Alfred Eisenstaedt was one of Life Magazine's greatest photographers, known for his ability to immortalize the storytelling moment of many public events in history. To write this tribute to him, I chose a subject that he photographed in different places and times: card players in public places. The photos in this article were taken at the Patronal Feast of my city Como, during a series of buraco's lessons held by a local card players club.
It's been a boiling, scorching, baking hot summer here in the Philippines since March, and believe it or not, I haven't been to the beach yet. I'm going to do something about that, but not without making another playlist for the trip! This time, I decided to make a mix inspired by the summer vacations of my younger days.

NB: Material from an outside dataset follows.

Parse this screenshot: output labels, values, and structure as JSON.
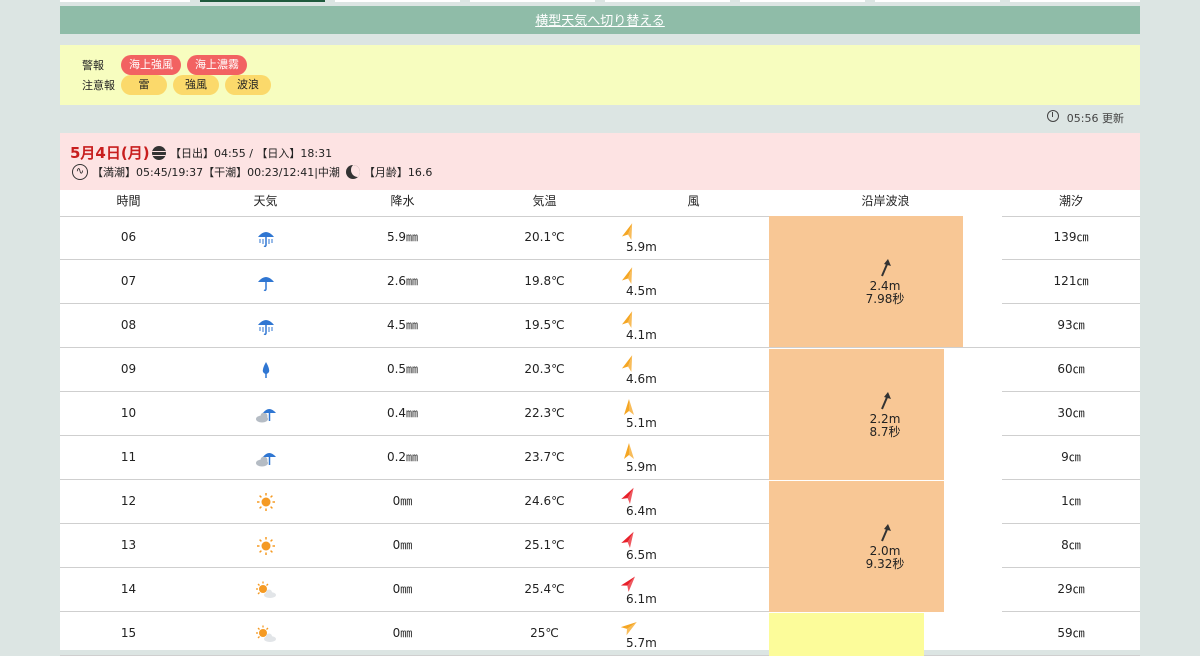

Have you all watched "Eat, Pray, Love"? I was inspired by Julia Roberts, who rode a bicycle in that movie, so I decided to rent one and try it myself! This happened two years ago but I still remember my biking route. To all of you who haven't been to Ubud, I think you should visit the place and try to go around in a bicycle!
From the simple Vivitar 110 camera he received from his grandmother, Brett Wolff already accumulated close to almost a hundred cameras and accessories in his analog arsenal. Some of the cameras he treasured were even handed down by relatives and friends, making these more precious to him. Let's take a closer look at his camera collection.
Elvis Halilović turns chestnut wood into heirloom-worthy cameras known as Ondu. As a countdown to Pinhole Photography Day happening tomorrow, we show you how these pieces are shaped, sanded and assembled. All this effort for the love of a good picture!